    2. No, but it does have a sun roof. I was not knocking Canada building cars, just that a good many people forgot or don't know. It's 2016, traded in the 14 for more electronic safety features. Alas however, I gave up the HEMI- the heart aches.

  2. I'm a Ford guy. Have bought three Mustangs, a Taurus, and an Escape from them and am now looking at a Fusion. But you better be damn sure that if I do, I'm going to ask the salesperson, Where was this car built? If he says anywhere but the USA, I'm out.

  3. As I recall, my '85 Plymouth Voyager was built in Canada. My current Subaru was made in Indiana (bought used).

  4. "Ideological purity does not pay the bills for many people outside of Manhattan and Washington DC."

    They say that only the impotent are pure.

  5. Mark Fields said the decision to invest in the Flat Rock plant was made because Ford believes the regulatory burden will be eased under Trump and the GOP, and corporate taxation will be reformed as well. That makes sense and I have see reason to doubt him.

    What he didn't say was the MI has been a right-to-work state for a couple of years now. Realistically Flat Rock will remain a UAW plant, but in ROW states the employers typically are able to negotiate far saner work rules. YUGE!

  6. kick all the murdoch's out of the country, now! rupert and his sons are a cancer, expel them now.

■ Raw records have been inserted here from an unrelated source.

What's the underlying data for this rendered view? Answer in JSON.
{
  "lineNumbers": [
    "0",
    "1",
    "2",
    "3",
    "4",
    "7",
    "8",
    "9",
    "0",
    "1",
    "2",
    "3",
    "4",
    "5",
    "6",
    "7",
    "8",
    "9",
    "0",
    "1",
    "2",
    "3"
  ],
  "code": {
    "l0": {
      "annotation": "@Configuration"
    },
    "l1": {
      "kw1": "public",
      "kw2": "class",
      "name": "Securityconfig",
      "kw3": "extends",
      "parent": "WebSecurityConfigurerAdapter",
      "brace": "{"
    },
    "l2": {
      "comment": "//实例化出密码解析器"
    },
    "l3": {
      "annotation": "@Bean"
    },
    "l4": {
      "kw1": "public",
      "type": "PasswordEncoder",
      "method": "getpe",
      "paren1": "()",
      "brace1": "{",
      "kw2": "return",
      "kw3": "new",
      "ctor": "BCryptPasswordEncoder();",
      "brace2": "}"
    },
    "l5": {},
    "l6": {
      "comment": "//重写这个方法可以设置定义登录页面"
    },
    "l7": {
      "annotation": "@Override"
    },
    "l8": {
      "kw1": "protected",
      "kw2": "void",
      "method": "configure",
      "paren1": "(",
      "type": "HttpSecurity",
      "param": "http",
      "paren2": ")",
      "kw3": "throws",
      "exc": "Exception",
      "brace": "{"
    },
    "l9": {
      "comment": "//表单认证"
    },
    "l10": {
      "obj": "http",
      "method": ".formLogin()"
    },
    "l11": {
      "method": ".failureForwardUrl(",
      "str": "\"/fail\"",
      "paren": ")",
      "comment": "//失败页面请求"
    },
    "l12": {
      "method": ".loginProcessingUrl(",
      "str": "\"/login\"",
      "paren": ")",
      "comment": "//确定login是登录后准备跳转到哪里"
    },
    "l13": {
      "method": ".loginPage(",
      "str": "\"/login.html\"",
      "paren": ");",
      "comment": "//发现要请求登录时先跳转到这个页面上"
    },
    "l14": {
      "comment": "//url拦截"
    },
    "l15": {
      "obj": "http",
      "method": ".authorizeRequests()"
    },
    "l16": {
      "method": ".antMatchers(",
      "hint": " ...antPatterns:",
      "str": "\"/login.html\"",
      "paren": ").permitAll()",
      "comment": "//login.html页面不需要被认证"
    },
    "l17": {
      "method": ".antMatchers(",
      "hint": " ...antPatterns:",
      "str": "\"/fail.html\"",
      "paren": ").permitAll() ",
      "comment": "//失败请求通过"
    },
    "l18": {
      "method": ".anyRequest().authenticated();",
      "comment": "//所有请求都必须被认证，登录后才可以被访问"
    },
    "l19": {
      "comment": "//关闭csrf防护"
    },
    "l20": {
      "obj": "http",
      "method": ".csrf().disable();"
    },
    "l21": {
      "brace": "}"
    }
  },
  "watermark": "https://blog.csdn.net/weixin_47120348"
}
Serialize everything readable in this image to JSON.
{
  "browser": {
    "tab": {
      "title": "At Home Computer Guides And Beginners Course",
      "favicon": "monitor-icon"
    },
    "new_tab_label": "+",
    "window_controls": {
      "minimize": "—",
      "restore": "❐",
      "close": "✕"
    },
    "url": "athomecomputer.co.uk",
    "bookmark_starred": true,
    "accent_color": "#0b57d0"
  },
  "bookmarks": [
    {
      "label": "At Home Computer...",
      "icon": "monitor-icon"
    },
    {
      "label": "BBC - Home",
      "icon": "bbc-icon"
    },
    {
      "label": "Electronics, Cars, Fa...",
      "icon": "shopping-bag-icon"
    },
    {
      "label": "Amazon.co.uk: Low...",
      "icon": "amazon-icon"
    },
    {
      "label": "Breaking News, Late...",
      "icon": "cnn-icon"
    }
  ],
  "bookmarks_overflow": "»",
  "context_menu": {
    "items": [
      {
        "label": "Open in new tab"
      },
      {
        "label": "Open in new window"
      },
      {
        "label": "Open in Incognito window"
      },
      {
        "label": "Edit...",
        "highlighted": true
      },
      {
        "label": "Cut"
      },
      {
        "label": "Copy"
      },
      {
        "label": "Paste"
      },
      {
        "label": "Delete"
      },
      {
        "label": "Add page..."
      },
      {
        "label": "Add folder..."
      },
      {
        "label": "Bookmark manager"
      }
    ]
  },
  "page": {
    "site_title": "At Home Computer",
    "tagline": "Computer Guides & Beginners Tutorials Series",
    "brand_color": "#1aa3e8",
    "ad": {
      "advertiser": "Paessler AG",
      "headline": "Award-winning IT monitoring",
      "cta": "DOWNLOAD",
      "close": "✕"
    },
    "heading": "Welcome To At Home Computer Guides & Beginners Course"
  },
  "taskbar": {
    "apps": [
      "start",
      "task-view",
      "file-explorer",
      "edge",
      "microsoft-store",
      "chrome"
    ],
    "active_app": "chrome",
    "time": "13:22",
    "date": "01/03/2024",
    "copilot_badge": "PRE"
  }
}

  7. And the news this morning is that Fiat Chrysler is investing a billion or two in the US. I love all this winning! Too bad the WSJ can't get enough butthurt salve to see it that way.

  8. A VIN check revealed that my 1981 Ford F-100 pickup was built in Canada. 35+ years later it is still on the road. - Elric